Background: Three months is the standard timepoint for assessing final functional status after acute ischemic stroke in phase 3 clinical trials. Earlier reliable timepoints for outcome ascertainment would facilitate care quality improvement programs that employ administrative datasets and reduce the loss to follow-up observed in many stroke clinical trials. We assessed whether day 30 global disability status reliably predicts final 3-month disability outcome among acute stroke patients.
Methods: Data of 5,997 subjects in acute stroke trials conducted between 1998 and 2006 from the Virtual International Stroke Trials Archive dataset were partitioned into a derivation cohort (n = 4,051) and a validation cohort (n = 1,946). Global disability was assessed with modified Rankin Scale (mRS). To evaluate the association of day 30 vs day 90 mRS, weighted kappa agreement was computed and then adjusted using multivariable ordinal logistic modeling.
Results: Overall, mean age was 67.6 +/- 12.4 years; 2,541 (45.2%) were women. Day 30 mRS score correlated strongly with day 90 (r = 0.87, p < 0.001); weighted kappa agreement was 0.86 (95% confidence interval 0.85-0.87, p < 0.001). In multivariable logistic regression analysis, day 30 mRS was the dominant variable associated with day 90 mRS, accounting for 65.6% of the variance. Nine other baseline variables were associated with outcome, but collectively explained only an additional 1.8% of the variance.

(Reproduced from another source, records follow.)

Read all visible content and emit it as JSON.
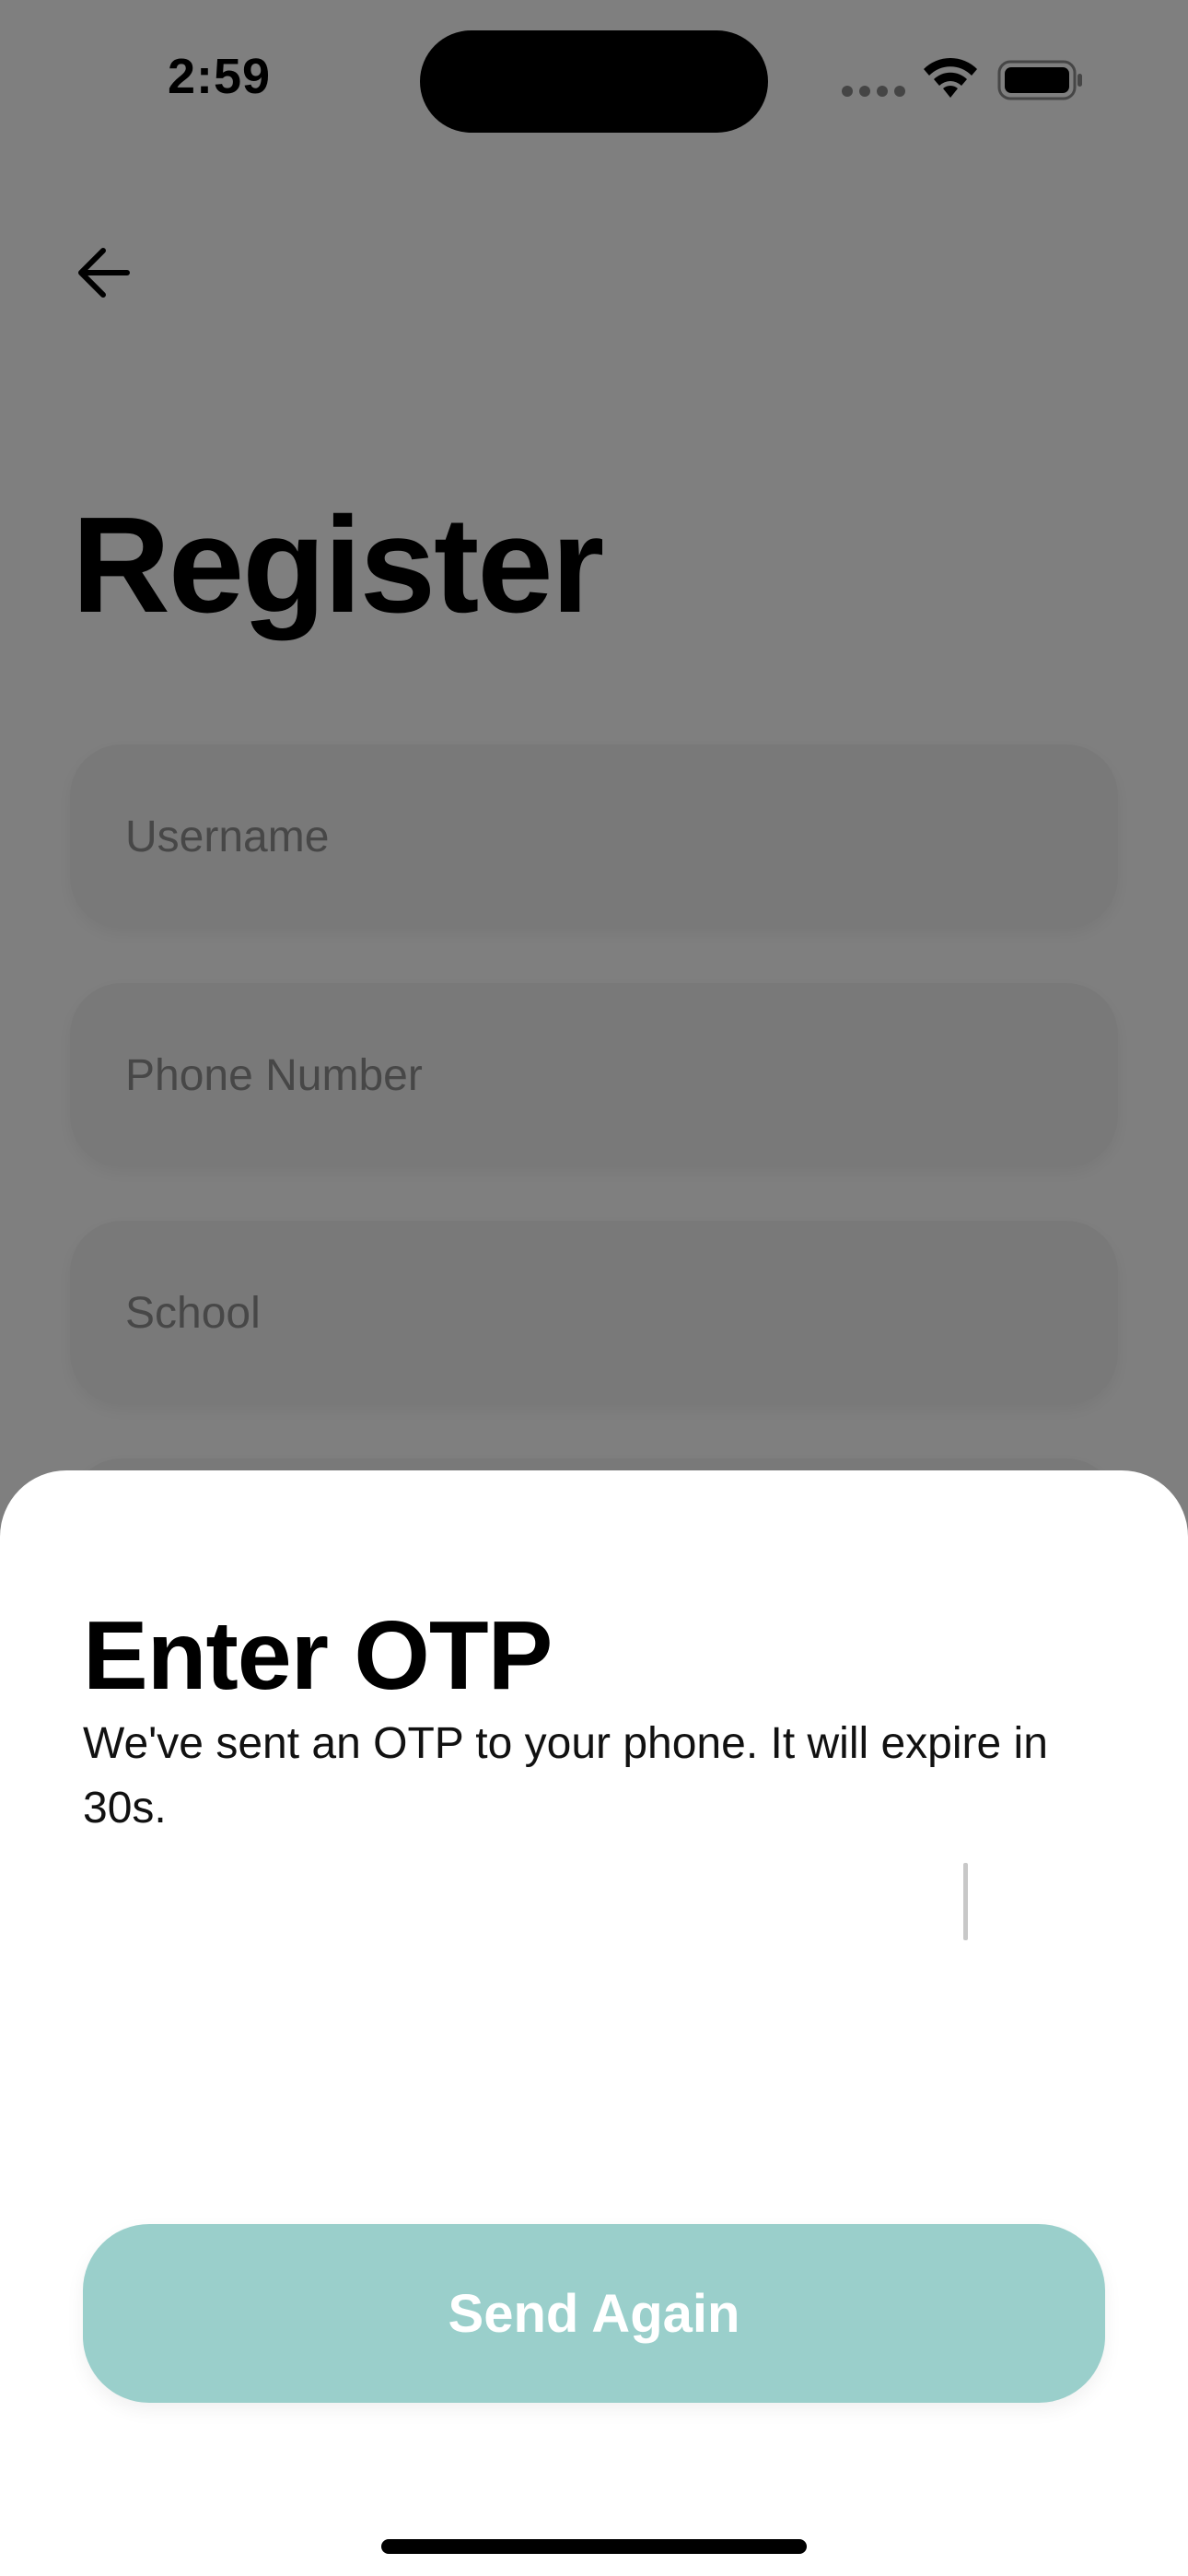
{
  "status_bar": {
    "time": "2:59"
  },
  "register": {
    "title": "Register",
    "fields": [
      {
        "placeholder": "Username"
      },
      {
        "placeholder": "Phone Number"
      },
      {
        "placeholder": "School"
      }
    ]
  },
  "otp_sheet": {
    "title": "Enter OTP",
    "message": "We've sent an OTP to your phone. It will expire in 30s.",
    "button_label": "Send Again"
  },
  "icons": {
    "back": "arrow-left",
    "signal": "cellular-signal",
    "wifi": "wifi",
    "battery": "battery-full"
  },
  "colors": {
    "button": "#9acfcb",
    "overlay": "rgba(0,0,0,0.5)"
  }
}
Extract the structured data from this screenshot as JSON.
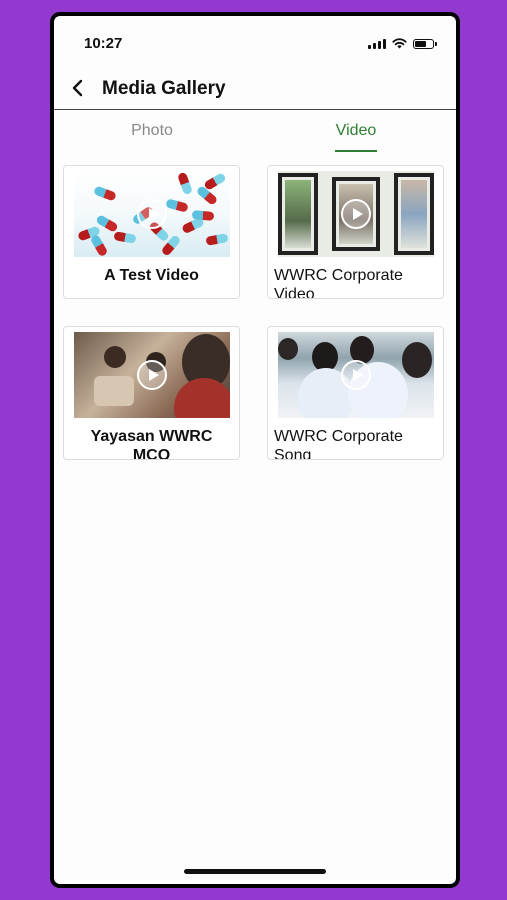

Conclusions: After an index ischemic stroke, global disability status at 1 month reliably estimates final 3-month disability outcomes. One-month disability status alone may be dependable and efficient as an outcome measure in stroke quality improvement programs and select clinical trials.